Malawi President Peter Mutharika has said presidency is not a job one can really prepare, saying his one year in office has been “very challenging” and “very exciting.”
Mutharika said in an interview to mark the first anniversary of his presidency published by New African magazine that he has “enjoyed” his first year in power, saying “we have faced new issues that I never expected.”
During the interview, New African editor at large, Baffour Ankomah , asked Mutharika if serving his elder brother, late president Bingu wa Mutharika as advisor and ministerial position prepared him for the presidency, he said one cannot “really prepare” the job of President, because “it is a job without any description.”
He said: “In most cases you apply for a job and they want to see your qualifications, MBA in financial management or MBA in marketing or something. But in this job, as president, there are no qualifications. You just do it!”
Mutharika continued: “The important thing about my current job is to understand issues when there are issues, real issues, and then to sift between the issues and non-issues, and find ways of resolving the real issues.
The Malawi leader , however, said he “felt prepared” to lead Malawi because of his 40 years living abroad and the experience in the cabinet under Bingu regime, and also his long academic and international career, “all combined to prepare me for this job. “
Nonetheless, Mutharika said “nobody can be fully prepared” for Presidency of a country “because the things that happen are so many and unpredictable that you try to deal with them as you go along. There is a saying that experience is the best teacher. Politics is dynamic and varies from country to country. “
He said: “I used to dream that one day I was going to be President. Now when you want to succeed in life, you need to familiarise yourself with what you want to be in life. My inclusion in my brother’s cabinet made me understand Malawi’s politics practically. Once or twice in the past, I had been consulted for the democratic constitution of Malawi, but I had little knowledge of the practicality of politics until I became a cabinet minister.”
Asked to give a rating of his one year in power, Mutharika said it has been challenging and exciting.
“We have faced new issues that I never expected. Our society is dynamic; every society in Africa now is dynamic. There are new challenges that come up every day, every week. So yes, I have very much enjoyed it,” he said.

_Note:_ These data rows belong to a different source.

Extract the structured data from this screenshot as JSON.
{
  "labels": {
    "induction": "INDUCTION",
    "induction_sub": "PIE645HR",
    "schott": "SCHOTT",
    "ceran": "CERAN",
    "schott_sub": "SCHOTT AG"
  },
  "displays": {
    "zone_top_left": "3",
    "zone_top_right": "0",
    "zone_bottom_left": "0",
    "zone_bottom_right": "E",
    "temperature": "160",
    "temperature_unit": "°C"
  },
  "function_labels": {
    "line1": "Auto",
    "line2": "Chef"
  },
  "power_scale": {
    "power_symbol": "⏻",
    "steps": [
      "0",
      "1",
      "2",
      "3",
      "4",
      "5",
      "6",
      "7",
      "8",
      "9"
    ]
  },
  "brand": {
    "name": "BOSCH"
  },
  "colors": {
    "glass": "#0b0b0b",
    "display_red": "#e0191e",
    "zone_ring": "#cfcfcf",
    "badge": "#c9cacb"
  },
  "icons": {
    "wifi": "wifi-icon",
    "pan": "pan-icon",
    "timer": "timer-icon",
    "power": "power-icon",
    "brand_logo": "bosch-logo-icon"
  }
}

Mutharika said his first year has been a mixed bag.
“A mixed bag in the sense that when I came into office, Malawi was facing challenges as a result of the plunder of government resources due to a corruption scandal famously called Cashgate, which had led to the withdrawal of budget support by traditional donors.
“Secondly, at the time the government was putting in place economic and financial reforms to restore donor confidence at the beginning of this year, the country was hit by devastating floods in 15 of our 28 districts, and there was a state of disaster in those regions. The government, with its limited resources, worked tirelessly to respond to the needs of the affected people. Might I add that we are very grateful for all the international support we received during this period,” said the Malawi leader who a fortnight ago turned 75 years.
Mutharika painted a rosy picture of the economic situation, saying prices of goods and services became stable.
“The national currency, the kwacha, is also stable and gaining strength against the major trading currencies,” he said in the interview.
However, the current situation shows Kwacha is falling.
Mutharika said his administration is delivering on its key election campaign promises, and that the donor community is starting to show interest in the country again.
“This gives me more confidence and determination, going forward,” he asserted.
On delivering his electoral pledges, Mutharika said he promised Malawians during campaign three things: public service reform, community colleges for skills training, and a housing subsidy for cement and iron sheets.
“I want to see that in 10 years’ time there will be no house in this country roofed with grass or built with mud, they should all be bricks, and cement, and roofed with iron sheets,” said Mutharika.
“So in fulfilment of the campaign promises, we have launched a community colleges programme. There will be a college in each of the 28 districts of the country. So far we have built 11, but by the end of this year we will have a college in each of the 28 districts. By the end of next year or after, we will have one community college in each of the 123 constituencies in the country.
“This will bring a huge change in skills development because it is difficult to get a university place here. Only 10% of our students go to university, so there are a lot of kids who have nowhere to go. That is why I promised community colleges during the campaign, and we are doing it,” he said.
Mutharika also said he promised a housing subsidy of cement and iron sheets for “the bottom section of our economy.”
He explained that the housing subsidy is not for everyone but “the people at the lower end of the ladder, so they can have decent housing. And we are doing it.”
Mutharika said his government is on course delivering the public service reform.
“For example, the Presidency has given up some of its powers. You know it is unusual for people to give up their powers, but I have done that. We have already significantly reduced the powers of the Presidency by transferring some departments from the Office of the President and Cabinet (OPC) to relevant ministries. This means the OPC is now focussing on its core functions.
“We are now reforming the financial sector, the one that led to the Cashgate scandal. After that we will reform the parastatals and the judiciary. These are the things I promised, and we have made progress fulfilling them.”Follow and Subscribe Nyasa TV :